Except for the pictures, output the records in full and exactly.

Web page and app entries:
-.-.-

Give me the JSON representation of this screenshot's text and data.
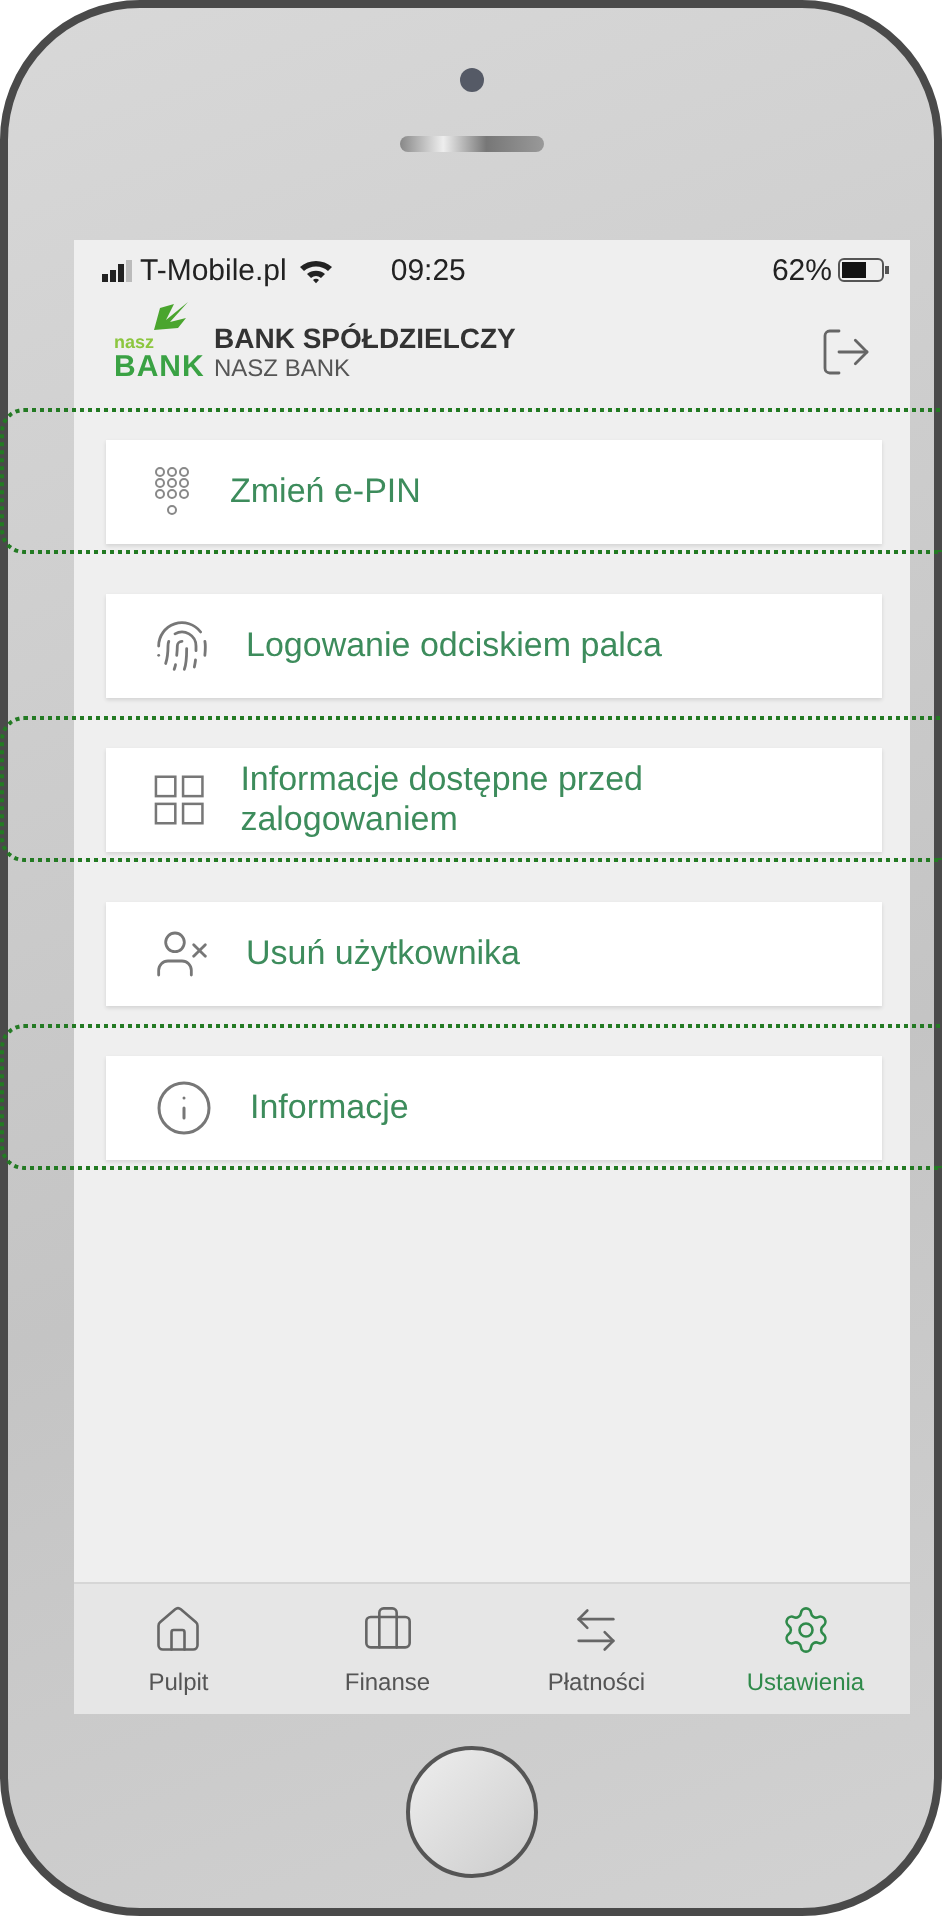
{
  "status_bar": {
    "carrier": "T-Mobile.pl",
    "time": "09:25",
    "battery": "62%"
  },
  "header": {
    "logo_small": "nasz",
    "logo_big": "BANK",
    "title": "BANK SPÓŁDZIELCZY",
    "subtitle": "NASZ BANK"
  },
  "menu": [
    {
      "kind": "keypad",
      "label": "Zmień e-PIN",
      "highlighted": true
    },
    {
      "kind": "fingerprint",
      "label": "Logowanie odciskiem palca",
      "highlighted": false
    },
    {
      "kind": "grid",
      "label": "Informacje dostępne przed zalogowaniem",
      "highlighted": true
    },
    {
      "kind": "user-remove",
      "label": "Usuń użytkownika",
      "highlighted": false
    },
    {
      "kind": "info",
      "label": "Informacje",
      "highlighted": true
    }
  ],
  "tabs": [
    {
      "kind": "home",
      "label": "Pulpit",
      "selected": false
    },
    {
      "kind": "briefcase",
      "label": "Finanse",
      "selected": false
    },
    {
      "kind": "transfer",
      "label": "Płatności",
      "selected": false
    },
    {
      "kind": "settings",
      "label": "Ustawienia",
      "selected": true
    }
  ]
}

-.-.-

**SOLVED EXERCISE:**
Give me the JSON representation of this screenshot's text and data.
{
  "status_bar": {
    "carrier": "T-Mobile.pl",
    "time": "09:25",
    "battery": "62%"
  },
  "header": {
    "logo_small": "nasz",
    "logo_big": "BANK",
    "title": "BANK SPÓŁDZIELCZY",
    "subtitle": "NASZ BANK"
  },
  "menu": [
    {
      "kind": "keypad",
      "label": "Zmień e-PIN",
      "highlighted": true
    },
    {
      "kind": "fingerprint",
      "label": "Logowanie odciskiem palca",
      "highlighted": false
    },
    {
      "kind": "grid",
      "label": "Informacje dostępne przed zalogowaniem",
      "highlighted": true
    },
    {
      "kind": "user-remove",
      "label": "Usuń użytkownika",
      "highlighted": false
    },
    {
      "kind": "info",
      "label": "Informacje",
      "highlighted": true
    }
  ],
  "tabs": [
    {
      "kind": "home",
      "label": "Pulpit",
      "selected": false
    },
    {
      "kind": "briefcase",
      "label": "Finanse",
      "selected": false
    },
    {
      "kind": "transfer",
      "label": "Płatności",
      "selected": false
    },
    {
      "kind": "settings",
      "label": "Ustawienia",
      "selected": true
    }
  ]
}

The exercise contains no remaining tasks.